The health section includes an easy way to evaluate the different parts of a kitten’s body: eyes, ears, nose, coat, etc.
You can download or print out the Kitten Checklist pdf by clicking HERE.
The University of Washington and Texas A&M University have teamed up for a large-scale study called the Dog Aging Project. The project invites dog owners to nominate their pets to be part of the study.
The goal of the Dog Aging Project is to identify factors that are critical to improving healthy lifespan in dogs. The researchers are interested in finding out how genetics, lifestyle, and environment influence the canine aging process.
By analyzing the data collected, the researchers’ ultimate goal is to provide owners with evidence-based advice that will help owners increase their dog’s healthy lifespan.
If you are accepted into the program, you will be invited to fill out surveys about your dog’s health and life experiences. You will be asked to submit a sample of your dog’s saliva for DNA testing as well. Some owners will be able to perform special activities with their dogs and report the results to the study.
Interesting in getting started? You can learn more about nominating your dog HERE.

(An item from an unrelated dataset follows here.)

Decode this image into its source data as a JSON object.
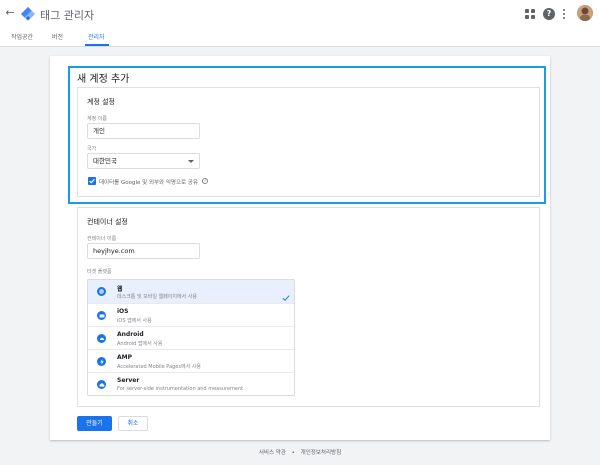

The placebo effect is a known factor in human medicine. It occurs when a patient feels that they are benefiting from a fake pill or treatment, often given to patients in double-blind studies when researchers are testing new medications.
Is there a placebo effect for pets? A recent article in The Atlantic addresses this question.
While our pets don’t know what kind of medicine they are getting, we as owners do know. It turns out that placebos can trick owners into thinking that their pets are feeling better.
In one study on a canine epilepsy drug, 79% of owners with dogs on the placebo reported a reduction in seizures.
How does this happen? Veterinary experts report that we have “blind spots” about our pets, and our perceptions of their health don’t always match up with reality. This often happens when pet owners are aware that their pets are being studied and they have an expectation that they will see an improvement.
The placebo effect among pet owners is similar to what’s known as the “caregiver placebo effect.” When a patient—human or animal—can’t speak about how they are feeling, the caregiver must observe and judge the effects of a treatment.
The article points to one canine arthritis drug study where the perceptions of both owners and veterinarians were compared to actual physical exams. It turns out that even the vets were guilty of the caregiver placebo effect.
The danger of the veterinary placebo effect is that our pets may continue to suffer while we think that they are feeling better. Veterinarians note that it’s natural for us to want our pets to feel better, we just have to be aware of our perceptions and expectations.
We are celebrating a milestone, our 2,500th life saved!
Meet Charlie, an adorable 5 year old Terrier mix. Recently, Charlie began to show signs of illness. Her family brought her to the vet where she was diagnosed with pyometra, a life-threatening infection of the uterus in unspayed female dogs.
Charlie needed emergency surgery. Her human parents are a senior couple struggling to make ends meet. Charlie’s mom has needed a wheelchair to get around since an accident, and the family credits Charlie with being a key element of her rehabilitation.
“I honestly credit Charlie with saving my wife’s life. Though she is still wheelchair bound, Charlie helped get her through this tough time. Charlie is always by her side,” reports Charlie’s dad.